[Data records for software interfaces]
_ _ _ _ _
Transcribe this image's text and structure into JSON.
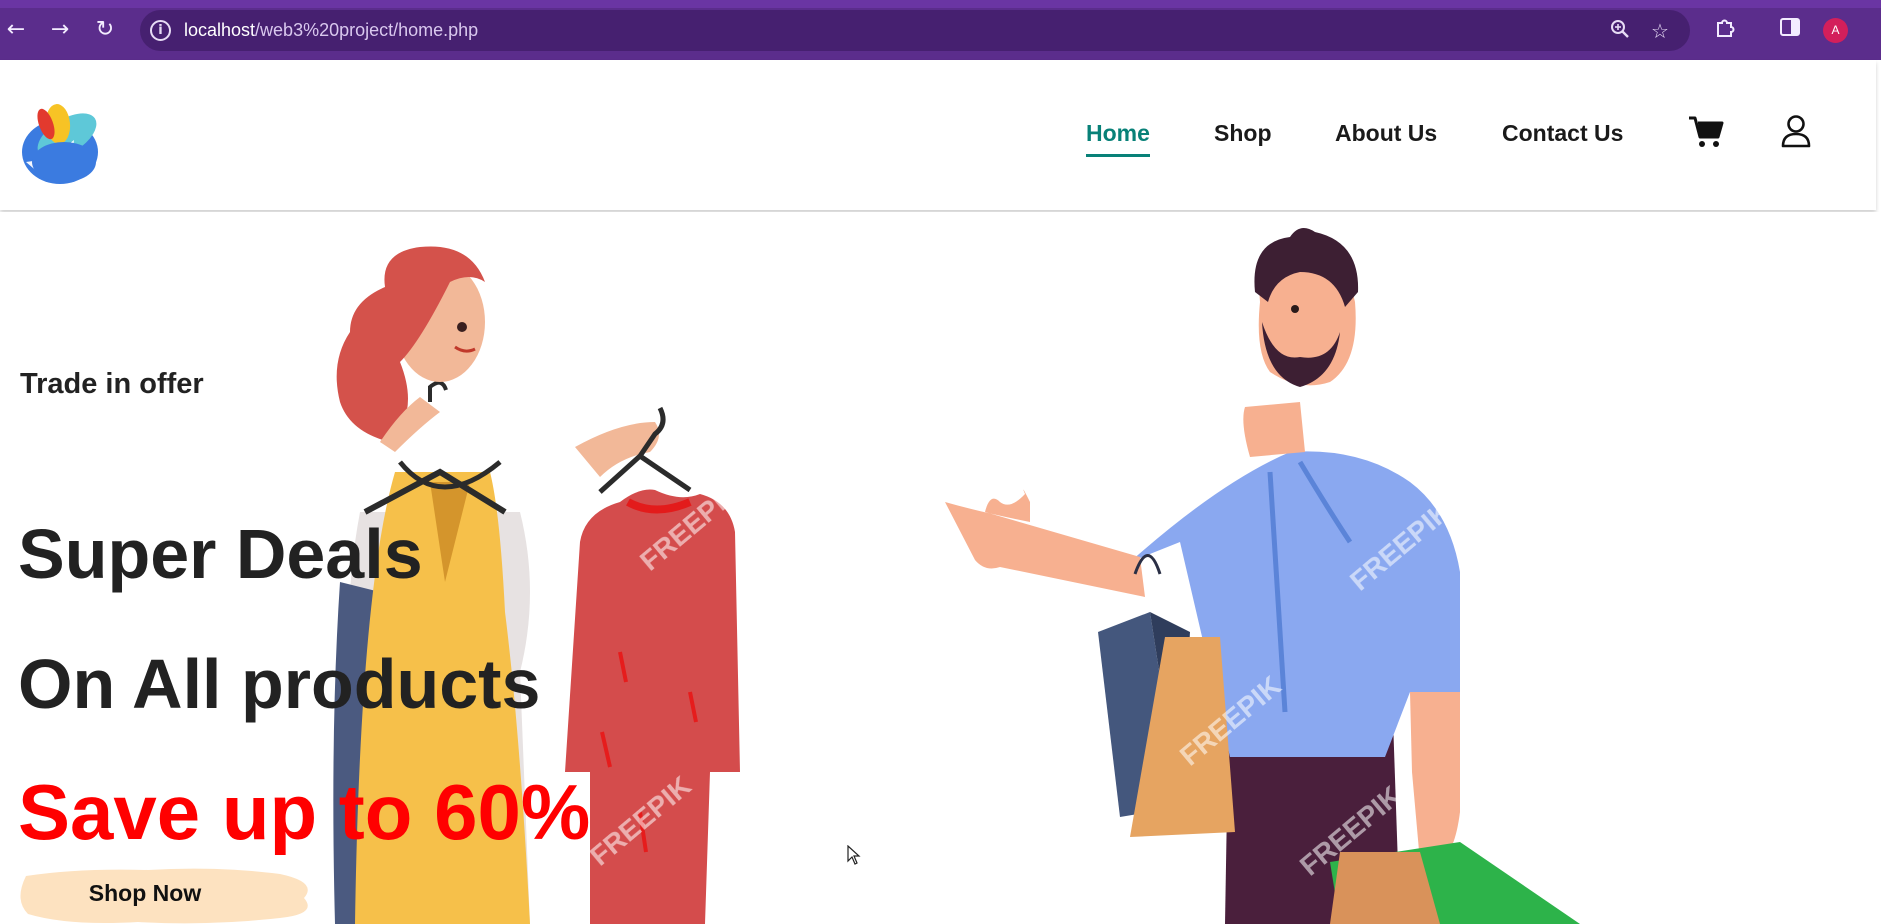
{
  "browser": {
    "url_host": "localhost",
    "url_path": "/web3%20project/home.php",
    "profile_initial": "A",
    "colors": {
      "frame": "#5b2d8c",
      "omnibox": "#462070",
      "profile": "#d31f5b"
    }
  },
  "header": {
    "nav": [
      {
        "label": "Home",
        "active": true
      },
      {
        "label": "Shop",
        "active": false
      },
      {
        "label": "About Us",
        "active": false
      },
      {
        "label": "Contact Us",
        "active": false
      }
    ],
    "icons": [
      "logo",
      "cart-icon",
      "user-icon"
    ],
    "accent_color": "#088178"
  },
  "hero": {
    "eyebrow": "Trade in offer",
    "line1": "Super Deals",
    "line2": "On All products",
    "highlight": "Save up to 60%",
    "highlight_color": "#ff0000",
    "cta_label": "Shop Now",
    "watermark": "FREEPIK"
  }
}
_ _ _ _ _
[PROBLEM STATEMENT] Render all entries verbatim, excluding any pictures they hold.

[TASK OUTPUT]
Transcribe this image's text and structure into JSON.
{
  "browser": {
    "url_host": "localhost",
    "url_path": "/web3%20project/home.php",
    "profile_initial": "A",
    "colors": {
      "frame": "#5b2d8c",
      "omnibox": "#462070",
      "profile": "#d31f5b"
    }
  },
  "header": {
    "nav": [
      {
        "label": "Home",
        "active": true
      },
      {
        "label": "Shop",
        "active": false
      },
      {
        "label": "About Us",
        "active": false
      },
      {
        "label": "Contact Us",
        "active": false
      }
    ],
    "icons": [
      "logo",
      "cart-icon",
      "user-icon"
    ],
    "accent_color": "#088178"
  },
  "hero": {
    "eyebrow": "Trade in offer",
    "line1": "Super Deals",
    "line2": "On All products",
    "highlight": "Save up to 60%",
    "highlight_color": "#ff0000",
    "cta_label": "Shop Now",
    "watermark": "FREEPIK"
  }
}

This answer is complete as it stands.